== Work required ==
Within this listing, how many lines include the word "JSON"? Only the number should be given.

*** Data shown ***

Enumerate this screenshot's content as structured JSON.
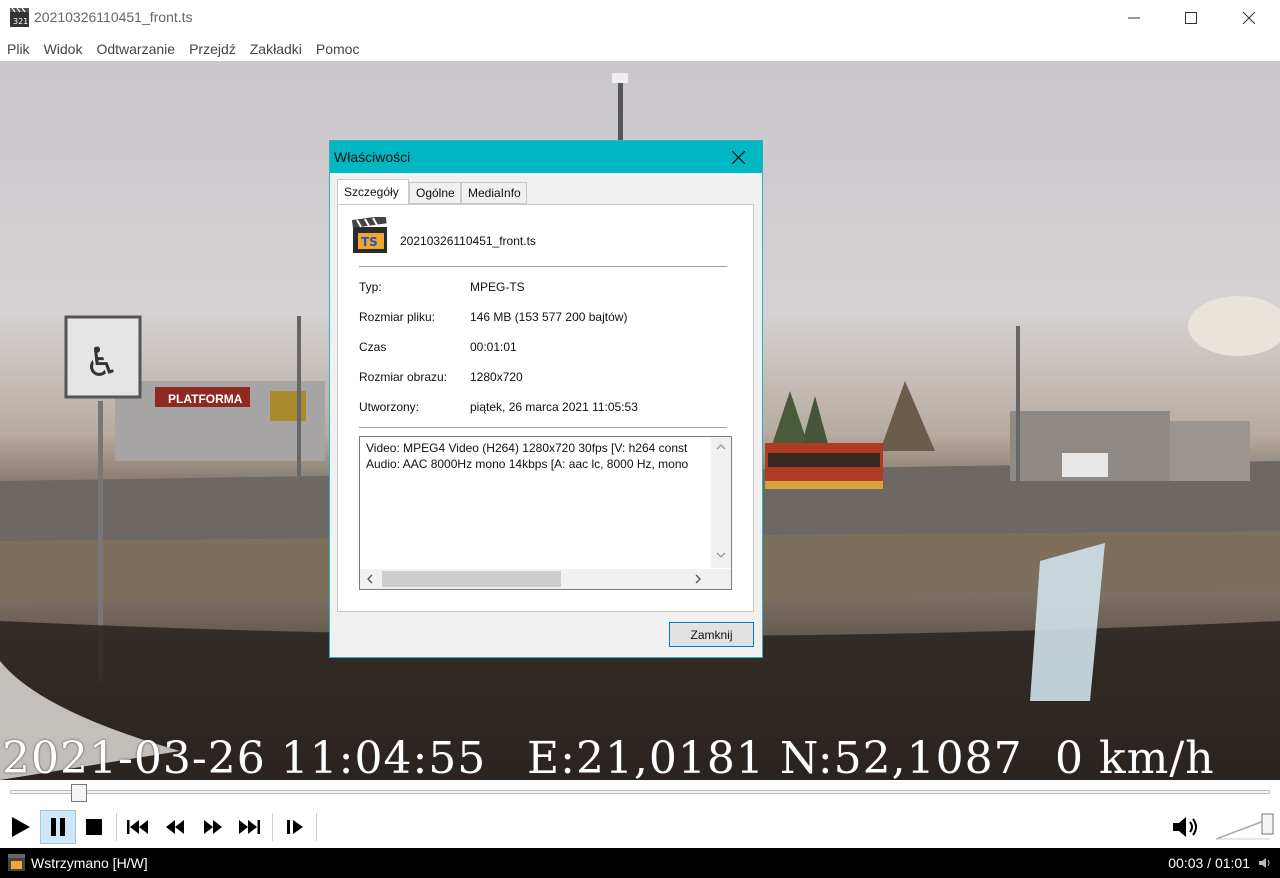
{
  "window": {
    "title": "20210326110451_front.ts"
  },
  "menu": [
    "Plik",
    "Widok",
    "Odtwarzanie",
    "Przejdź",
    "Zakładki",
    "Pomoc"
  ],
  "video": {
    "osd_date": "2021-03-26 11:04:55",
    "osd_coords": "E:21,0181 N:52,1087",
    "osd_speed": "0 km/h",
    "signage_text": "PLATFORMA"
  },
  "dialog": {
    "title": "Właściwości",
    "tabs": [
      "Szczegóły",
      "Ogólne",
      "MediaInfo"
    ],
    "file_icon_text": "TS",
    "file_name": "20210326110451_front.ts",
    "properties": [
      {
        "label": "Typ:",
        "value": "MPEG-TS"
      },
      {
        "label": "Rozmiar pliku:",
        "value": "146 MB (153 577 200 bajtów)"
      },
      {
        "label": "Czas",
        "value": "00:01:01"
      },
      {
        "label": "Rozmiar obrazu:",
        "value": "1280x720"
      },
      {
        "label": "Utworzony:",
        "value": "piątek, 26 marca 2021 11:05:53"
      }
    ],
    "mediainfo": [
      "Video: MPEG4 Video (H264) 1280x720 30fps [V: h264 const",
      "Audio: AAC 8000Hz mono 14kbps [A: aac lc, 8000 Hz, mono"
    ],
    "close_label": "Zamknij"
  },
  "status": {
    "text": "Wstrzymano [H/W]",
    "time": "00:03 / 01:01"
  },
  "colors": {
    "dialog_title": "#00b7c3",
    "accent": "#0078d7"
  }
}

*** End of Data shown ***
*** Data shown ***

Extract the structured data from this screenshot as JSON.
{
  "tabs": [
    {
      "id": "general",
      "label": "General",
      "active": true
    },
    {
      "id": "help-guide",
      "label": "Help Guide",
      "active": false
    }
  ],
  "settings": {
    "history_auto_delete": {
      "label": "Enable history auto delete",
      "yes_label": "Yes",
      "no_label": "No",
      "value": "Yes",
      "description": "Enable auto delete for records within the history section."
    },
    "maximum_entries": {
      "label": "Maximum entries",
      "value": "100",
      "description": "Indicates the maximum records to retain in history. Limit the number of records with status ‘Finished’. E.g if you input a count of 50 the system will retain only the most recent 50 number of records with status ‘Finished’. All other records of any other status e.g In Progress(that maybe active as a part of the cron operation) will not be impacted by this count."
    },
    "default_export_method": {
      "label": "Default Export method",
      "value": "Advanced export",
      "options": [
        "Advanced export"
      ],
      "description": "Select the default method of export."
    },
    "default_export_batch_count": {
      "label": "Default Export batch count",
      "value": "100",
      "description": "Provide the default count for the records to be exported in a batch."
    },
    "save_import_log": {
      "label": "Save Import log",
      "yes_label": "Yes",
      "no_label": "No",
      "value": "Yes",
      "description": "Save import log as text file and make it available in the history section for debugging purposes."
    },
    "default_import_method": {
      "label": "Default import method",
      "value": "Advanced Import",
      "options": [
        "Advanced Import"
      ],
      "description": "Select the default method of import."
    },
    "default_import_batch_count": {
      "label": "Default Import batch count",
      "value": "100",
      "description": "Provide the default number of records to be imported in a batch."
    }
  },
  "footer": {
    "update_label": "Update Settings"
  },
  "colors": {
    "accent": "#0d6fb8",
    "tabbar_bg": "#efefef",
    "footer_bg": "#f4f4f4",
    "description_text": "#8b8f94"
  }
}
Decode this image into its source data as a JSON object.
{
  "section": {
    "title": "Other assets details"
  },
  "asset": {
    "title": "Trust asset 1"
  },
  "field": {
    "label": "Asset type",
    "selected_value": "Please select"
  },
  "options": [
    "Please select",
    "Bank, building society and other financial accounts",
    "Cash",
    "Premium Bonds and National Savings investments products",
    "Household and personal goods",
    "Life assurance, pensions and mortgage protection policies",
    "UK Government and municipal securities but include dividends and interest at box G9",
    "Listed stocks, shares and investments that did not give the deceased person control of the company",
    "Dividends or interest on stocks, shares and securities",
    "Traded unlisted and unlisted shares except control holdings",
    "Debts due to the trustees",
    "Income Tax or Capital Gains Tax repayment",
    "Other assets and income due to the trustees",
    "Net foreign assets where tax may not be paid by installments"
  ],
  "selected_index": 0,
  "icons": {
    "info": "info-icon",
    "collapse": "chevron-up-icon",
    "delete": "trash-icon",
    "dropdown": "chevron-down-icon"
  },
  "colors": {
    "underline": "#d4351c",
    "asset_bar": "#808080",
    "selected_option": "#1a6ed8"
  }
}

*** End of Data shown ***

== Solution for this exercise ==
3